Hunt, however, isn’t concerned about such possible restrictions as it doesn’t operate under the purview of the Volcker Rule or similar banking regulations. “Regulatory restrictions are not something that Hunt is worried about,” said Glen Weisberg, former chief executive of Tuckerman and now executive vice president of Hunt Investment Management. “The Dodd-Frank Act doesn’t affect them; they are not a bank holding company.”

In fact, the Tuckerman acquisition will enable Hunt Investment Management to expand its private equity real estate business in more ways than one. Not only does the deal help the firm grow physically — the purchase of Tuckerman augments its presence in Chicago while establishing a presence in New York — it also enables Hunt to enter into the opportunistic investment business.

“The Tuckerman Group historically has been more on the opportunistic side of deals, while we’ve been more of a value-added player,” said Douglas Tibbetts, chief executive officer of Hunt Investment Management. He confirmed that this transaction will allow Hunt to enter into opportunistic investments with third-party capital.

In addition to Tuckerman’s contracts, 11 staff members and 7,100 apartment units, Hunt Investment Management has acquired three separate accounts and three commingled funds from the multifamily investment specialist. It also has gained 30 new clients as a result of the deal.

“Tuckerman has a nice business, and Glen and his team are very good at what they do,” Tibbetts added. “We thought it was a unique opportunity to grow our platform.”

Weisberg told PERE: “When we were looking for a new partner, we wanted a firm that would have a platform that would appeal to our clients. Hunt Investment Management is a specialist in multifamily, so it was a nice meshing of investment strategies. In addition, Hunt is retaining all senior management and offices, and that was important to us as well.”

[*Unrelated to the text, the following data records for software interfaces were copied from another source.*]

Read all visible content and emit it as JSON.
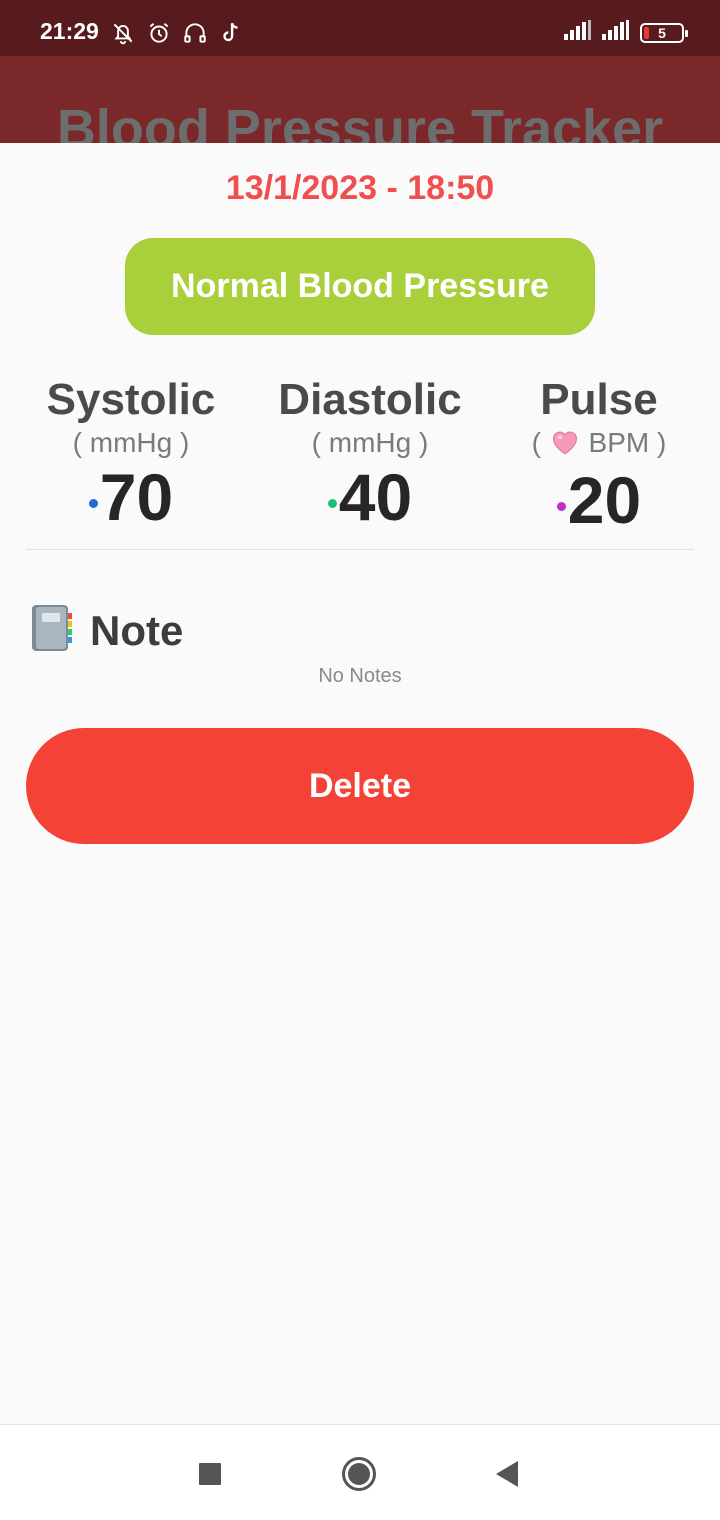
{
  "status_bar": {
    "time": "21:29",
    "battery": "5",
    "icons_left": [
      "bell-off-icon",
      "alarm-icon",
      "headset-icon",
      "tiktok-icon"
    ],
    "icons_right": [
      "signal-icon",
      "signal-icon",
      "battery-icon"
    ]
  },
  "app_bar": {
    "title": "Blood Pressure Tracker"
  },
  "record": {
    "datetime": "13/1/2023 - 18:50",
    "status_label": "Normal Blood Pressure",
    "status_color": "#a9cf3a",
    "metrics": [
      {
        "label": "Systolic",
        "unit_open": "(",
        "unit": "mmHg",
        "unit_close": ")",
        "value": "70",
        "dot_color": "#1e6ad6"
      },
      {
        "label": "Diastolic",
        "unit_open": "(",
        "unit": "mmHg",
        "unit_close": ")",
        "value": "40",
        "dot_color": "#19c07a"
      },
      {
        "label": "Pulse",
        "unit_open": "(",
        "unit": "BPM",
        "unit_close": ")",
        "value": "20",
        "dot_color": "#c02fc8",
        "unit_icon": "heart-icon"
      }
    ]
  },
  "note": {
    "title": "Note",
    "icon": "notebook-icon",
    "text": "No Notes"
  },
  "actions": {
    "delete_label": "Delete",
    "delete_color": "#f44336"
  },
  "nav_bar": {
    "buttons": [
      "recents-button",
      "home-button",
      "back-button"
    ]
  }
}
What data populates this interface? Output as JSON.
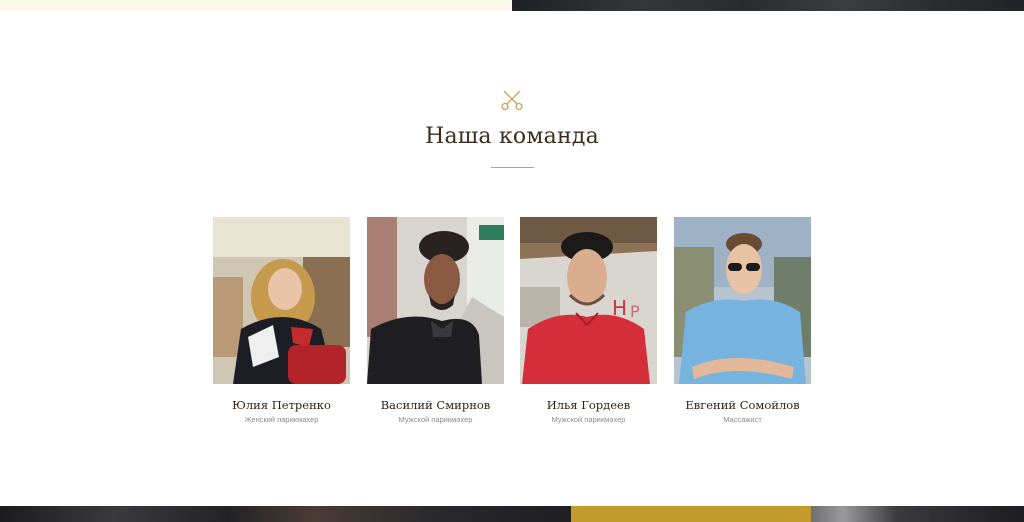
{
  "section": {
    "title": "Наша команда"
  },
  "team": [
    {
      "name": "Юлия Петренко",
      "role": "Женский парикмахер"
    },
    {
      "name": "Василий Смирнов",
      "role": "Мужской парикмахер"
    },
    {
      "name": "Илья Гордеев",
      "role": "Мужской парикмахер"
    },
    {
      "name": "Евгений Сомойлов",
      "role": "Массажист"
    }
  ],
  "colors": {
    "accent": "#c6a552",
    "heading": "#3a2f22",
    "subtext": "#8c8c8c",
    "cta_strip": "#c29b2c"
  },
  "icons": {
    "section_icon": "scissors-icon"
  }
}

Neither Weisberg nor Tibbetts could confirm that Tuckerman was State Street’s sole private real estate business. However, SSgA selling the platform is clearly a sign that it is skittish about dealing with banking regulations such as those in the Dodd-Frank Wall Street Reform and Consumer Protection Act.

Furthermore, this deal serve as a reminder of the dwindling number of banks and other similar financial institutions participating in the private real estate market. Indeed, the number of banks and financial institutions that are active in the private equity real estate space is small enough as it is. With SSgA selling Tuckerman, it appears to have gotten even smaller.